California sought to jump-start its marijuana industry in January by giving businesses temporary, 120-day permits that briefly waived big fees and other costly requirements, but that grace period is ending and many say the expense and red tape of getting a regular license is a headache.
Some pot shops face fees of $73,000 before they can get a regular annual license from the state Bureau of Cannabis Control. Costly upgrades to security and product testing also kick in soon, and sellers and growers will have to pass a background check that could disqualify anyone with serious criminal records.
Although the grace period technically ends Tuesday for those who received temporary licenses Jan. 1, the state bureau is allowing businesses that apply for annual licenses to continue operating with 90-day extensions while their applications are being processed.
"It's all a bit of a hardship right now," said Nicole Neubert, a San Francisco attorney who represents state-licensed cannabis businesses. "All of these costs of becoming regulated are hard for these businesses to incur, especially at a time when the market is so strange."

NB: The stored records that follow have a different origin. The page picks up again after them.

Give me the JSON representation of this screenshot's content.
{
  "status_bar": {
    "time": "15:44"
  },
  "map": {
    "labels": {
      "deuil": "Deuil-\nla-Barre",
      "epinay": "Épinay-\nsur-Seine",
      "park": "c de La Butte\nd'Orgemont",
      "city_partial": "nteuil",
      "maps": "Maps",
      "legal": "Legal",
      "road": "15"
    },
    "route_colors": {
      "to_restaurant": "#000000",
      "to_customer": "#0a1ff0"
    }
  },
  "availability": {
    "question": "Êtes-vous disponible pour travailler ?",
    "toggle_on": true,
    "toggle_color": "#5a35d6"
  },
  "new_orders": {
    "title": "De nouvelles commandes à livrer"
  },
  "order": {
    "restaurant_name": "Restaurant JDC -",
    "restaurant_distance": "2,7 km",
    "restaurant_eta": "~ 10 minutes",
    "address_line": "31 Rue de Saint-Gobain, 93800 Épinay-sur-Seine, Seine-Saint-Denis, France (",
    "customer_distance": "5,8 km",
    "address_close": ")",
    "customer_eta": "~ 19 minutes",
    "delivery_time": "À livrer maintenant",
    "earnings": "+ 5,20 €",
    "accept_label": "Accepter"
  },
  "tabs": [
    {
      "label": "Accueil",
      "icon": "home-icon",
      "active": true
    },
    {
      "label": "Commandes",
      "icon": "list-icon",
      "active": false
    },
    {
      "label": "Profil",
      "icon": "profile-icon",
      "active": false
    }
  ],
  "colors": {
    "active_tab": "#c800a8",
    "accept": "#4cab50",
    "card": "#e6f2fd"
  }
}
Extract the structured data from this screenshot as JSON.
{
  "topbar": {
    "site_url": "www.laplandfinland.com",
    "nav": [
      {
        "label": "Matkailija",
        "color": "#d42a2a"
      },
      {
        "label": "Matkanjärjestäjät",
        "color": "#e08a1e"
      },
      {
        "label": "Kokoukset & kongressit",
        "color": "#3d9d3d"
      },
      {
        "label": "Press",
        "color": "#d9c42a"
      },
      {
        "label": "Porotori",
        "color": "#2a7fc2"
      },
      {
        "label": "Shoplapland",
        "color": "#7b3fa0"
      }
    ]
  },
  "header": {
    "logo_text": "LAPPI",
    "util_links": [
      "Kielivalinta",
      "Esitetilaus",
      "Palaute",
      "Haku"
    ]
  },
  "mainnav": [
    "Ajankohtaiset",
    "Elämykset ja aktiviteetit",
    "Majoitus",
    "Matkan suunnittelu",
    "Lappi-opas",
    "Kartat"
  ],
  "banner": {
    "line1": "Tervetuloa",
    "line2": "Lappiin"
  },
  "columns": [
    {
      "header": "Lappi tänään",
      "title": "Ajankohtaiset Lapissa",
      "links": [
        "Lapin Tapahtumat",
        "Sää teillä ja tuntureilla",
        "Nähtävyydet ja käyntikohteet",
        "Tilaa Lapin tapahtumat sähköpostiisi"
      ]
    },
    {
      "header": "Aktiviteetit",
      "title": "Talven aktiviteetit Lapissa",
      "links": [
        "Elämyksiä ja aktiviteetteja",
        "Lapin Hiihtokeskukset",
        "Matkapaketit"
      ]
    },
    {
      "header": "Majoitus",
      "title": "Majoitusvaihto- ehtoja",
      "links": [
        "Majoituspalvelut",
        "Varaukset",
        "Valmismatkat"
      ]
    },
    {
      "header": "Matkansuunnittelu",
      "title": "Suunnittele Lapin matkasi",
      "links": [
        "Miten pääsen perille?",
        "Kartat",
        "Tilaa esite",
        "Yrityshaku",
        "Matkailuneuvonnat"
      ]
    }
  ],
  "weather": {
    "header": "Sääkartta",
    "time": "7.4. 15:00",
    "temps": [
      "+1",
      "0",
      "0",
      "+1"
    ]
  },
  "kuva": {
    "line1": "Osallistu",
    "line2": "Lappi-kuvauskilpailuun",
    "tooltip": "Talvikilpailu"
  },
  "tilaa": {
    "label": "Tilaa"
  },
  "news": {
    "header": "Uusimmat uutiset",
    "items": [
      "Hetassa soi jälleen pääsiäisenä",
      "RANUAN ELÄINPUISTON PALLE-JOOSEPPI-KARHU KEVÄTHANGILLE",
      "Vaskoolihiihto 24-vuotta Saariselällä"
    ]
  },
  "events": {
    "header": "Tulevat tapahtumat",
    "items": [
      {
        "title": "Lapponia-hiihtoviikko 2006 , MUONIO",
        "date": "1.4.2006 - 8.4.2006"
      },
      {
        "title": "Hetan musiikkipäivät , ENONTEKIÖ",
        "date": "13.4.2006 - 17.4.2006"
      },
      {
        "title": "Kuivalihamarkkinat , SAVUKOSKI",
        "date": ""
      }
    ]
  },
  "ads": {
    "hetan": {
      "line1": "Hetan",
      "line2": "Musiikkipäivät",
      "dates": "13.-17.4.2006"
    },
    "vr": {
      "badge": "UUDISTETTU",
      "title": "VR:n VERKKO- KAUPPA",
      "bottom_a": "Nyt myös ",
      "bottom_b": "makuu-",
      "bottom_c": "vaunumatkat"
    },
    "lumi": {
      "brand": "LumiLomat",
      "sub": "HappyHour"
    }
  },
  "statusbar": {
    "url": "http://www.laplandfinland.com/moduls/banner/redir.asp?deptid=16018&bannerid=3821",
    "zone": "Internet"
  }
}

The state began licensing the growing, testing, transportation and retail sale of marijuana for medical and recreational use on Jan. 1. Voters approved Proposition 64 in 2016.
The bureau decided to issue temporary permits without fees and other costly requirements to allow cannabis businesses to get established and reduce the amount of marijuana being purchased on the illicit market.
So far, the bureau has issued just over 1,100 temporary licenses to sellers, distributors and testers, while there have been more than 120 applications for annual licenses for those operations. The state agriculture agency has separately issued 3,412 temporary licenses and has so far received more than two dozen requests for annual permits.
Some firms received temporary licenses after Jan. 1 so their temporary permits are not expiring this week.
"As long as their application is being processed, they may receive an extension of the temporary license," said Alex Traverso, a spokesman for the bureau.
Holders of temporary licenses have not been required to prepackage and label their product and buy it from a licensed distributor. Those are mandates for annual license holders and kick in on July 1.
Another big change is a requirement for license applicants to go through background checks that could disqualify some people if they have serious criminal records.
In addition, cities and counties have been slower to give the required local permission for cannabis businesses, which can result in the state delaying approval of annual permits, said Hezekiah Allen, director of the California Growers Assn.
"The agencies have done a solid job processing through several thousand temporary applications, and have set themselves up for success," Allen said. "Still, our members are definitely feeling some anxiety about the transition and are bracing for challenges."
The challenges include additional costs.
All businesses must pay a $1,000 application fee as well as license fees based on the value of marijuana products they expect to sell this year. In future years, the fees will be based on what actual sales were in the previous year.
The annual license fee ranges from $4,000 for a retailer expecting to handle pot worth up to $500,000. The highest fee is $72,000 for those handling more than $4.5 million in cannabis in the year.
Fees for distributors range from $1,200 to $125,000 based on the value of pot they expect to handle.
Other new costs for the industry include setting up a tracking and trace system for each marijuana plant, training for employees, heightened testing standards and additional security requirements.
"It's killing us," Joseph Tintari, owner of the Greenlight Discount Pharmacy in Sylmar, said of the costs and red tape. He said he needed to hire an attorney to help him comply with all of the new regulations.
Tintari also had to pay $34,000 in fees for a license to the city of Los Angeles. He recently had to lay off a friend who was his shop's manager because costs are high and demand is lower than expected.
The costs of regulation are on top of steep fees charged to distributors and a 15% state excise tax charged to customers.
"The patients rebel against the tax and they'll go to an illegal shop that isn't charging the tax, one that is at least 33 to 40 percent cheaper than I am, and I'm in the sort of neighborhood where $5 matters," Tintari said.
The Black Oak Gallery in Oakland expects to pay $73,000 in license fees, while the cost of upgrading systems to meet other license requirements may exceed $60,000, according to Arturo Sanchez, vice president of compliance at Terra Tech, which operates several cannabis businesses in California.
In addition to the state tax, Oakland charges a 10% tax on recreational marijuana sales.
Black market growers and sellers who don't get state licenses have a competitive advantage, Sanchez said.
"The industry is feeling the financial pressure of the regulatory environment," he said. "Combined with the tax rate's impact on prices, which may be leading to a decrease in customers, we are seeing numbers trending down when compared to the same time last year. The regulated market is hurting."
The tougher testing standards, which also begin July 1, could see a reduction in supply and more costs for distributors, according to William Waldrop, co-founder and CEO of EVIO, a firm providing cannabis testing and scientific research for the regulated market.
And he fears that when those costs are passed on to customers, they might just seek alternatives or buy elsewhere.